The existing method of skin cancer screening is a visual process. If a dermatologist suspects cancer, the problem area is excised and sent to a lab for analysis. The client, Dr. Donald Schuster, tasked the team with creating a device that can noninvasively analyze a mole or lesion to determine whether or not it is cancerous. Both temperature and impedance measurements can be used to determine if a mole is cancerous. Preliminary research shows that cancer tissue can be 0.5ºC warmer than regular skin. Furthermore, cancerous tissue has a lower electrical impedance than regular skin. A change in electrical impedance would further assist their diagnosis. To allow for the most accurate measurements, the diameter of the probe is 2 mm which ensures that only the mole/lesion in question is considered when taking a measurement. Measurements will be taken by inducing a current through the skin and measuring the voltage across it. Using Ohm’s law the impedance is calculated. Due to malfunctions in the circuit the device is not yet ready to take measurements from human skin. Rather, it was tested on resistor networks with the measurements output to the Arduino’s serial monitor. Testing between an LTSpice simulation and the Arduino’s output proved no statistical significance in the actual device output. Thus, it is not yet ready for diagnostic purposes. In the future, the team hopes to improve the circuit to accurately test the circuit on resistor models then move on to testing on live tissue.

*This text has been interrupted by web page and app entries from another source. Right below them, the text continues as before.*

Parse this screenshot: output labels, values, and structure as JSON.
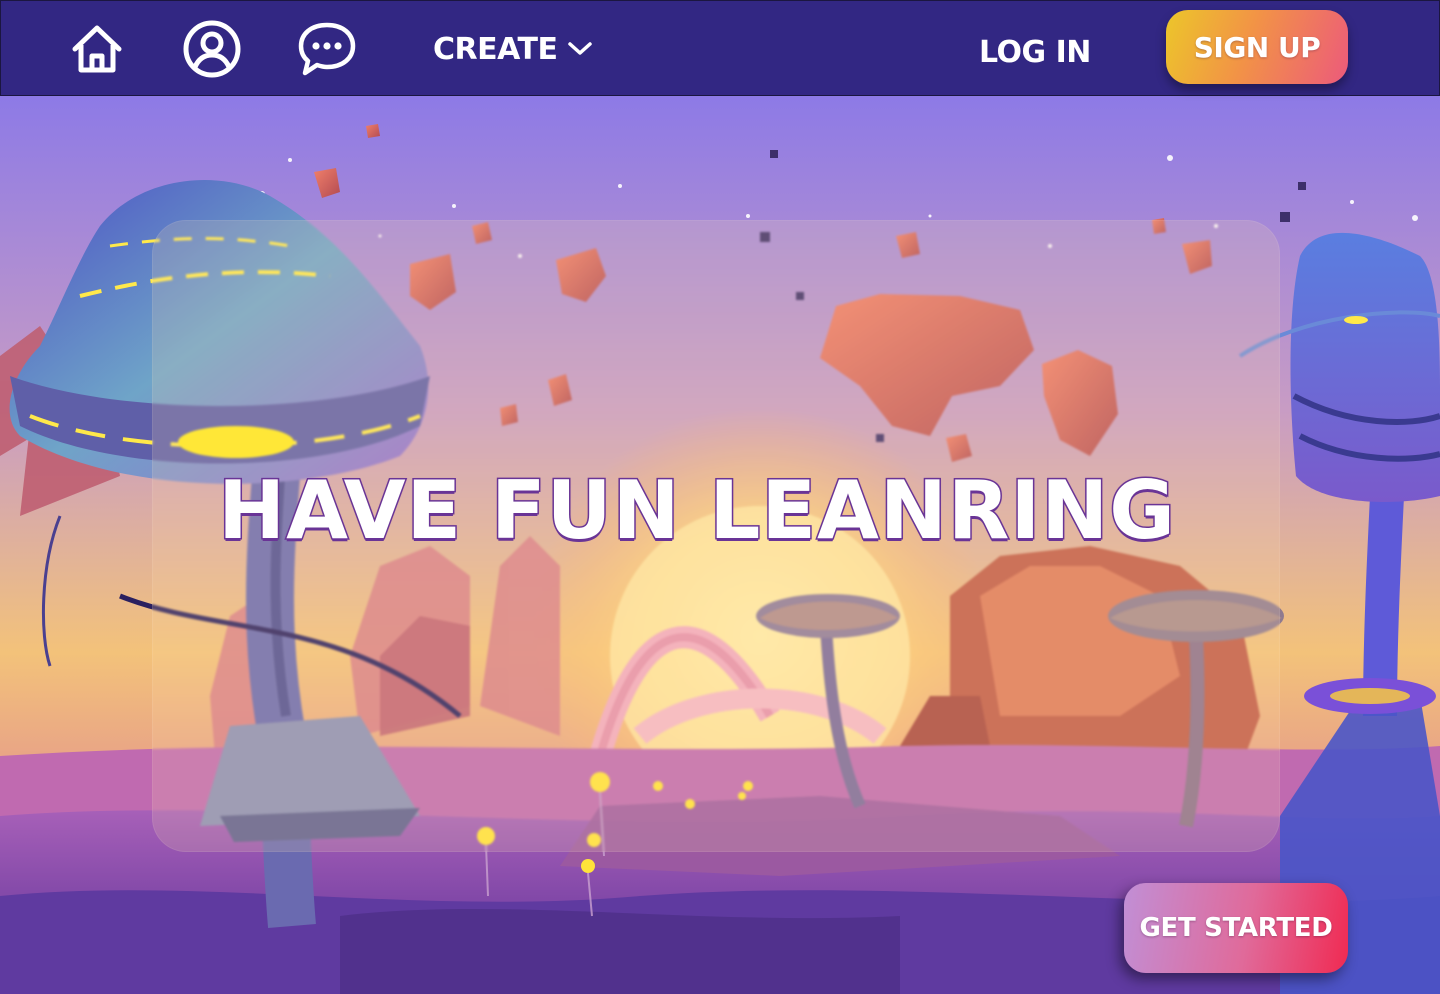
{
  "nav": {
    "icons": [
      "home-icon",
      "profile-icon",
      "chat-icon"
    ],
    "create_label": "CREATE",
    "login_label": "LOG IN",
    "signup_label": "SIGN UP"
  },
  "hero": {
    "title": "HAVE FUN LEANRING",
    "cta_label": "GET STARTED"
  },
  "colors": {
    "nav_bg": "#322783",
    "signup_gradient": [
      "#ecc62a",
      "#f29346",
      "#ec5a7b"
    ],
    "cta_gradient": [
      "#c18fd6",
      "#e06a9a",
      "#f02a52"
    ],
    "title_outline": "#6a3596"
  }
}
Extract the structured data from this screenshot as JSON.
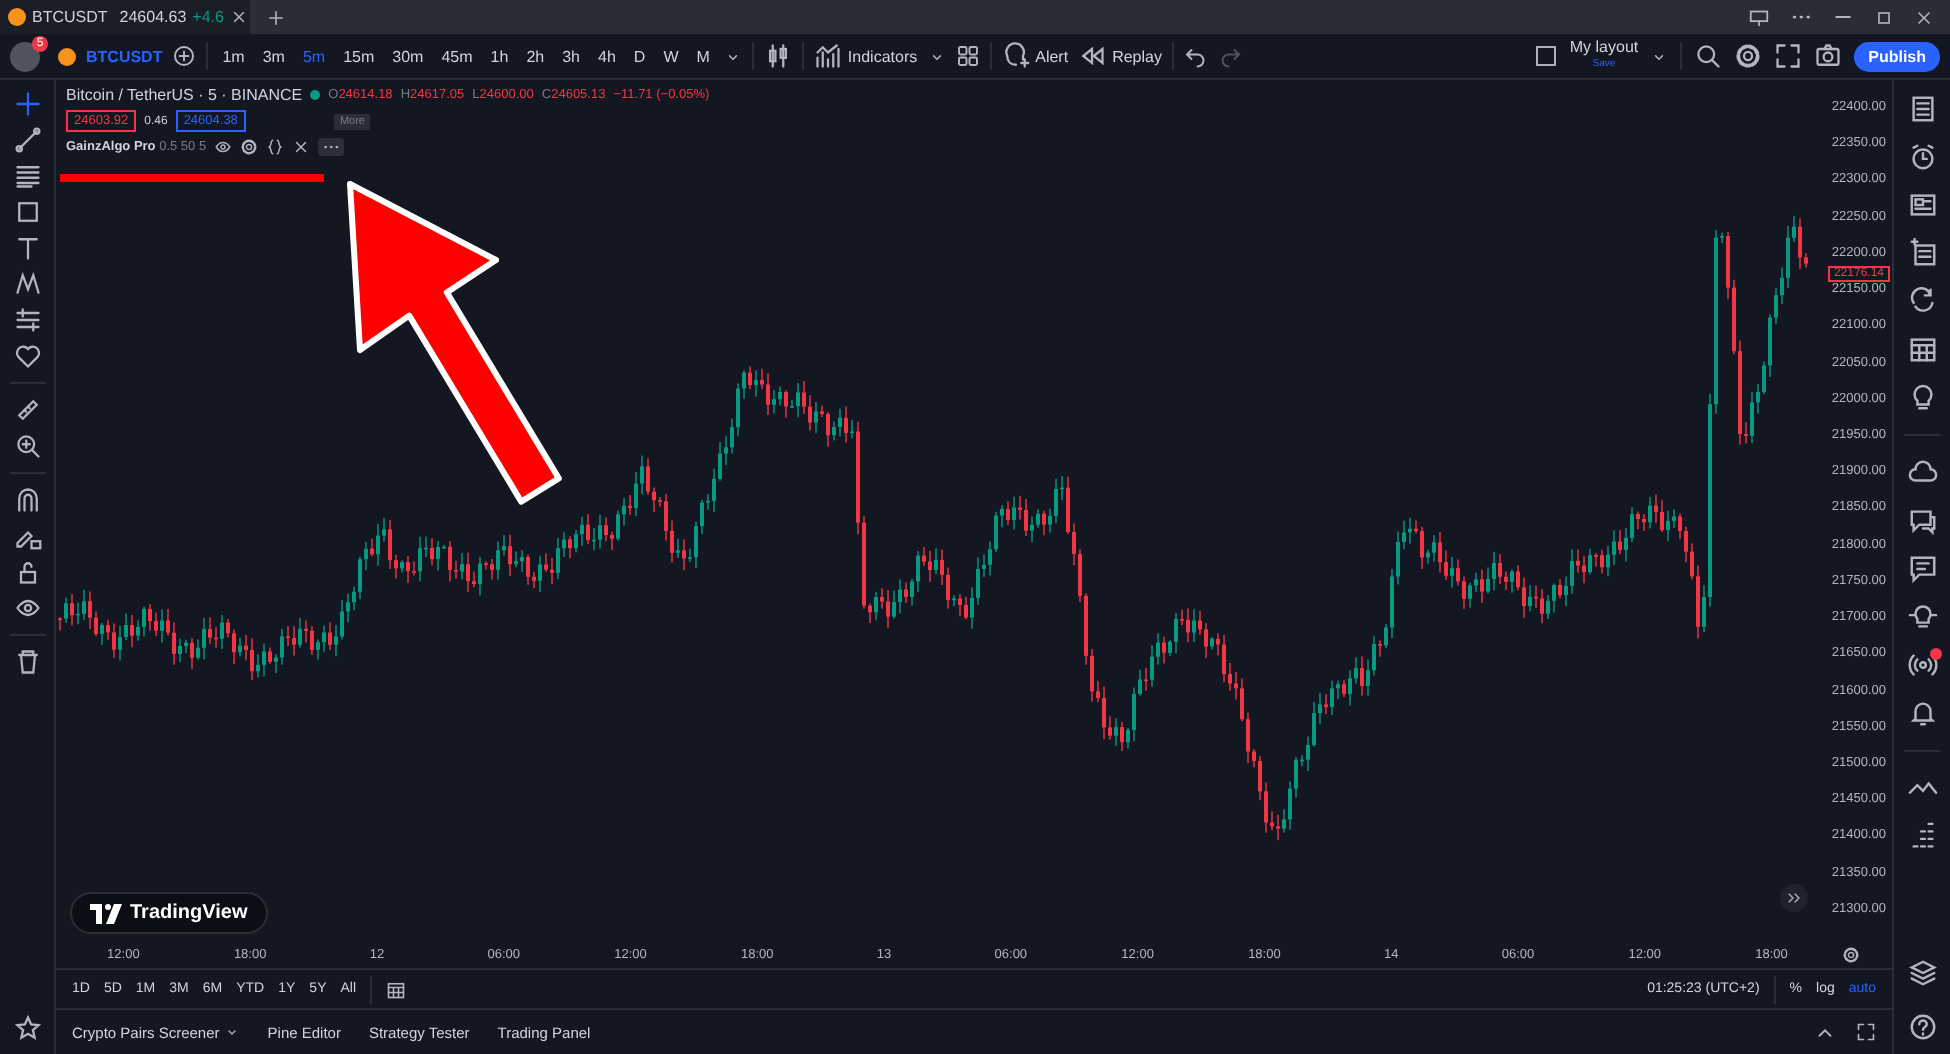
{
  "title_bar": {
    "tab": {
      "symbol": "BTCUSDT",
      "price": "24604.63",
      "change": "+4.6"
    }
  },
  "toolbar": {
    "notifications": "5",
    "symbol": "BTCUSDT",
    "intervals": [
      {
        "label": "1m",
        "selected": false
      },
      {
        "label": "3m",
        "selected": false
      },
      {
        "label": "5m",
        "selected": true
      },
      {
        "label": "15m",
        "selected": false
      },
      {
        "label": "30m",
        "selected": false
      },
      {
        "label": "45m",
        "selected": false
      },
      {
        "label": "1h",
        "selected": false
      },
      {
        "label": "2h",
        "selected": false
      },
      {
        "label": "3h",
        "selected": false
      },
      {
        "label": "4h",
        "selected": false
      },
      {
        "label": "D",
        "selected": false
      },
      {
        "label": "W",
        "selected": false
      },
      {
        "label": "M",
        "selected": false
      }
    ],
    "indicators": "Indicators",
    "alert": "Alert",
    "replay": "Replay",
    "layout": {
      "name": "My layout",
      "status": "Save"
    },
    "publish": "Publish"
  },
  "legend": {
    "title": "Bitcoin / TetherUS · 5 · BINANCE",
    "ohlc": [
      {
        "label": "O",
        "value": "24614.18"
      },
      {
        "label": "H",
        "value": "24617.05"
      },
      {
        "label": "L",
        "value": "24600.00"
      },
      {
        "label": "C",
        "value": "24605.13"
      }
    ],
    "change": "−11.71 (−0.05%)",
    "bid": "24603.92",
    "spread": "0.46",
    "ask": "24604.38",
    "tooltip": "More",
    "indicator": {
      "name": "GainzAlgo Pro",
      "params": "0.5 50 5"
    }
  },
  "logo": "TradingView",
  "price_axis": {
    "labels": [
      "22400.00",
      "22350.00",
      "22300.00",
      "22250.00",
      "22200.00",
      "22150.00",
      "22100.00",
      "22050.00",
      "22000.00",
      "21950.00",
      "21900.00",
      "21850.00",
      "21800.00",
      "21750.00",
      "21700.00",
      "21650.00",
      "21600.00",
      "21550.00",
      "21500.00",
      "21450.00",
      "21400.00",
      "21350.00",
      "21300.00"
    ],
    "current_price": "22176.14"
  },
  "time_axis": {
    "labels": [
      "12:00",
      "18:00",
      "12",
      "06:00",
      "12:00",
      "18:00",
      "13",
      "06:00",
      "12:00",
      "18:00",
      "14",
      "06:00",
      "12:00",
      "18:00"
    ]
  },
  "range_bar": {
    "ranges": [
      "1D",
      "5D",
      "1M",
      "3M",
      "6M",
      "YTD",
      "1Y",
      "5Y",
      "All"
    ],
    "clock": "01:25:23 (UTC+2)",
    "scale_options": [
      {
        "label": "%",
        "selected": false
      },
      {
        "label": "log",
        "selected": false
      },
      {
        "label": "auto",
        "selected": true
      }
    ]
  },
  "bottom_panel": {
    "tabs": [
      "Crypto Pairs Screener",
      "Pine Editor",
      "Strategy Tester",
      "Trading Panel"
    ]
  }
}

Team picture

Team members from left to right: Luke Le Clair, Crysta Frank, Aleysha Becker, Alex Zoellick


Final Prototype

final circuit

Final Circuit with components labeled

normal distributions

Normal Distributions calculated from 10 trials on team members' skin

Contact Information

Team Members

Advisor and Client